§ **Exercise instructions**: Before you reproduce the entries that follow, strip out any image they contain and keep the rest exact.

§ **Supplied data**:
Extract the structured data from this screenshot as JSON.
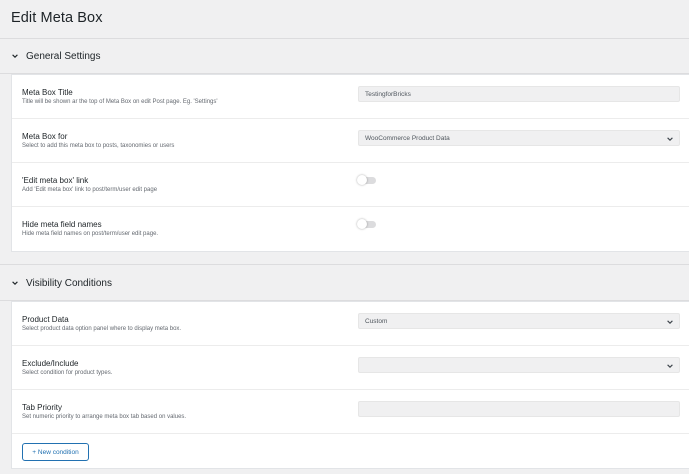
{
  "page": {
    "title": "Edit Meta Box"
  },
  "sections": [
    {
      "title": "General Settings",
      "rows": [
        {
          "label": "Meta Box Title",
          "desc": "Title will be shown ar the top of Meta Box on edit Post page. Eg. 'Settings'",
          "control": "input",
          "value": "TestingforBricks"
        },
        {
          "label": "Meta Box for",
          "desc": "Select to add this meta box to posts, taxonomies or users",
          "control": "select",
          "value": "WooCommerce Product Data"
        },
        {
          "label": "'Edit meta box' link",
          "desc": "Add 'Edit meta box' link to post/term/user edit page",
          "control": "toggle",
          "value": "off"
        },
        {
          "label": "Hide meta field names",
          "desc": "Hide meta field names on post/term/user edit page.",
          "control": "toggle",
          "value": "off"
        }
      ]
    },
    {
      "title": "Visibility Conditions",
      "rows": [
        {
          "label": "Product Data",
          "desc": "Select product data option panel where to display meta box.",
          "control": "select",
          "value": "Custom"
        },
        {
          "label": "Exclude/Include",
          "desc": "Select condition for product types.",
          "control": "select",
          "value": ""
        },
        {
          "label": "Tab Priority",
          "desc": "Set numeric priority to arrange meta box tab based on values.",
          "control": "input",
          "value": ""
        }
      ],
      "button": "+ New condition"
    }
  ],
  "icons": {
    "section_toggle": "chevron-down-icon",
    "select_caret": "chevron-down-icon"
  },
  "colors": {
    "accent": "#2271b1",
    "background": "#f0f0f1",
    "card": "#ffffff"
  }
}
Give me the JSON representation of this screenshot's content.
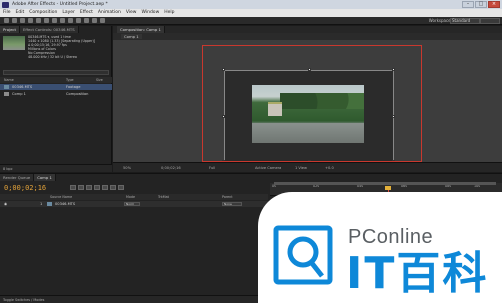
{
  "window": {
    "title": "Adobe After Effects - Untitled Project.aep *"
  },
  "menu": [
    "File",
    "Edit",
    "Composition",
    "Layer",
    "Effect",
    "Animation",
    "View",
    "Window",
    "Help"
  ],
  "toolbar": {
    "workspace_label": "Workspace:",
    "workspace_value": "Standard"
  },
  "project": {
    "tabs": [
      "Project",
      "Effect Controls: 00346.MTS"
    ],
    "footage_name": "00346.MTS ▾, used 1 time",
    "meta": [
      "1440 x 1080 (1.33) [Separating (Upper)]",
      "Δ 0;00;15;16, 29.97 fps",
      "Millions of Colors",
      "No Compression",
      "48.000 kHz / 32 bit U / Stereo"
    ],
    "columns": {
      "name": "Name",
      "type": "Type",
      "size": "Size"
    },
    "items": [
      {
        "name": "00346.MTS",
        "type": "Footage",
        "selected": true
      },
      {
        "name": "Comp 1",
        "type": "Composition",
        "selected": false
      }
    ],
    "bottom": "8 bpc"
  },
  "composition": {
    "tab": "Composition: Comp 1",
    "sub_tab": "Comp 1",
    "viewer_bar": {
      "zoom": "50%",
      "time": "0;00;02;16",
      "resolution": "Full",
      "camera": "Active Camera",
      "views": "1 View",
      "exposure": "+0.0"
    }
  },
  "timeline": {
    "tabs": [
      "Render Queue",
      "Comp 1"
    ],
    "timecode": "0;00;02;16",
    "columns": {
      "source": "Source Name",
      "mode": "Mode",
      "trkmat": "TrkMat",
      "parent": "Parent"
    },
    "layer": {
      "index": "1",
      "name": "00346.MTS",
      "mode": "Norm",
      "parent": "None"
    },
    "ruler": [
      "0s",
      "02s",
      "04s",
      "06s",
      "08s",
      "10s",
      "12s",
      "14s"
    ],
    "bottom": "Toggle Switches / Modes"
  },
  "watermark": {
    "brand": "PConline",
    "slogan": "IT百科",
    "color": "#0e88d8"
  }
}
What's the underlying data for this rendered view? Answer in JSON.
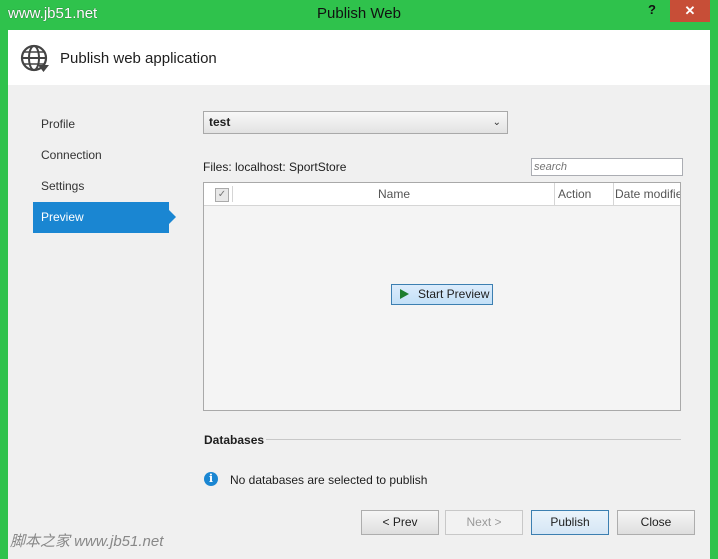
{
  "window": {
    "title": "Publish Web",
    "watermark_top": "www.jb51.net",
    "help_label": "?",
    "close_label": "✕"
  },
  "header": {
    "icon": "globe-publish-icon",
    "title": "Publish web application"
  },
  "nav": {
    "items": [
      {
        "label": "Profile"
      },
      {
        "label": "Connection"
      },
      {
        "label": "Settings"
      },
      {
        "label": "Preview",
        "active": true
      }
    ]
  },
  "profile": {
    "selected": "test"
  },
  "files": {
    "label": "Files:  localhost: SportStore",
    "search_placeholder": "search",
    "columns": [
      "Name",
      "Action",
      "Date modified"
    ],
    "start_preview_label": "Start Preview"
  },
  "databases": {
    "label": "Databases",
    "message": "No databases are selected to publish"
  },
  "buttons": {
    "prev": "< Prev",
    "next": "Next >",
    "publish": "Publish",
    "close": "Close"
  },
  "footer_watermark": "脚本之家 www.jb51.net",
  "colors": {
    "window_frame": "#2fc24c",
    "accent": "#1a86d2",
    "close_button": "#c74e37"
  }
}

§ **Output below**:
Extract the structured data from this screenshot as JSON.
{
  "page": {
    "title": "Edit Meta Box"
  },
  "sections": [
    {
      "title": "General Settings",
      "rows": [
        {
          "label": "Meta Box Title",
          "desc": "Title will be shown ar the top of Meta Box on edit Post page. Eg. 'Settings'",
          "control": "input",
          "value": "TestingforBricks"
        },
        {
          "label": "Meta Box for",
          "desc": "Select to add this meta box to posts, taxonomies or users",
          "control": "select",
          "value": "WooCommerce Product Data"
        },
        {
          "label": "'Edit meta box' link",
          "desc": "Add 'Edit meta box' link to post/term/user edit page",
          "control": "toggle",
          "value": "off"
        },
        {
          "label": "Hide meta field names",
          "desc": "Hide meta field names on post/term/user edit page.",
          "control": "toggle",
          "value": "off"
        }
      ]
    },
    {
      "title": "Visibility Conditions",
      "rows": [
        {
          "label": "Product Data",
          "desc": "Select product data option panel where to display meta box.",
          "control": "select",
          "value": "Custom"
        },
        {
          "label": "Exclude/Include",
          "desc": "Select condition for product types.",
          "control": "select",
          "value": ""
        },
        {
          "label": "Tab Priority",
          "desc": "Set numeric priority to arrange meta box tab based on values.",
          "control": "input",
          "value": ""
        }
      ],
      "button": "+ New condition"
    }
  ],
  "icons": {
    "section_toggle": "chevron-down-icon",
    "select_caret": "chevron-down-icon"
  },
  "colors": {
    "accent": "#2271b1",
    "background": "#f0f0f1",
    "card": "#ffffff"
  }
}
Give me the JSON representation of this screenshot's content.
{
  "window": {
    "title": "Adobe After Effects - Untitled Project.aep *"
  },
  "menu": [
    "File",
    "Edit",
    "Composition",
    "Layer",
    "Effect",
    "Animation",
    "View",
    "Window",
    "Help"
  ],
  "toolbar": {
    "workspace_label": "Workspace:",
    "workspace_value": "Standard"
  },
  "project": {
    "tabs": [
      "Project",
      "Effect Controls: 00346.MTS"
    ],
    "footage_name": "00346.MTS ▾, used 1 time",
    "meta": [
      "1440 x 1080 (1.33) [Separating (Upper)]",
      "Δ 0;00;15;16, 29.97 fps",
      "Millions of Colors",
      "No Compression",
      "48.000 kHz / 32 bit U / Stereo"
    ],
    "columns": {
      "name": "Name",
      "type": "Type",
      "size": "Size"
    },
    "items": [
      {
        "name": "00346.MTS",
        "type": "Footage",
        "selected": true
      },
      {
        "name": "Comp 1",
        "type": "Composition",
        "selected": false
      }
    ],
    "bottom": "8 bpc"
  },
  "composition": {
    "tab": "Composition: Comp 1",
    "sub_tab": "Comp 1",
    "viewer_bar": {
      "zoom": "50%",
      "time": "0;00;02;16",
      "resolution": "Full",
      "camera": "Active Camera",
      "views": "1 View",
      "exposure": "+0.0"
    }
  },
  "timeline": {
    "tabs": [
      "Render Queue",
      "Comp 1"
    ],
    "timecode": "0;00;02;16",
    "columns": {
      "source": "Source Name",
      "mode": "Mode",
      "trkmat": "TrkMat",
      "parent": "Parent"
    },
    "layer": {
      "index": "1",
      "name": "00346.MTS",
      "mode": "Norm",
      "parent": "None"
    },
    "ruler": [
      "0s",
      "02s",
      "04s",
      "06s",
      "08s",
      "10s",
      "12s",
      "14s"
    ],
    "bottom": "Toggle Switches / Modes"
  },
  "watermark": {
    "brand": "PConline",
    "slogan": "IT百科",
    "color": "#0e88d8"
  }
}
What's the underlying data for this rendered view? Answer in JSON.
{
  "window": {
    "title": "Publish Web",
    "watermark_top": "www.jb51.net",
    "help_label": "?",
    "close_label": "✕"
  },
  "header": {
    "icon": "globe-publish-icon",
    "title": "Publish web application"
  },
  "nav": {
    "items": [
      {
        "label": "Profile"
      },
      {
        "label": "Connection"
      },
      {
        "label": "Settings"
      },
      {
        "label": "Preview",
        "active": true
      }
    ]
  },
  "profile": {
    "selected": "test"
  },
  "files": {
    "label": "Files:  localhost: SportStore",
    "search_placeholder": "search",
    "columns": [
      "Name",
      "Action",
      "Date modified"
    ],
    "start_preview_label": "Start Preview"
  },
  "databases": {
    "label": "Databases",
    "message": "No databases are selected to publish"
  },
  "buttons": {
    "prev": "< Prev",
    "next": "Next >",
    "publish": "Publish",
    "close": "Close"
  },
  "footer_watermark": "脚本之家 www.jb51.net",
  "colors": {
    "window_frame": "#2fc24c",
    "accent": "#1a86d2",
    "close_button": "#c74e37"
  }
}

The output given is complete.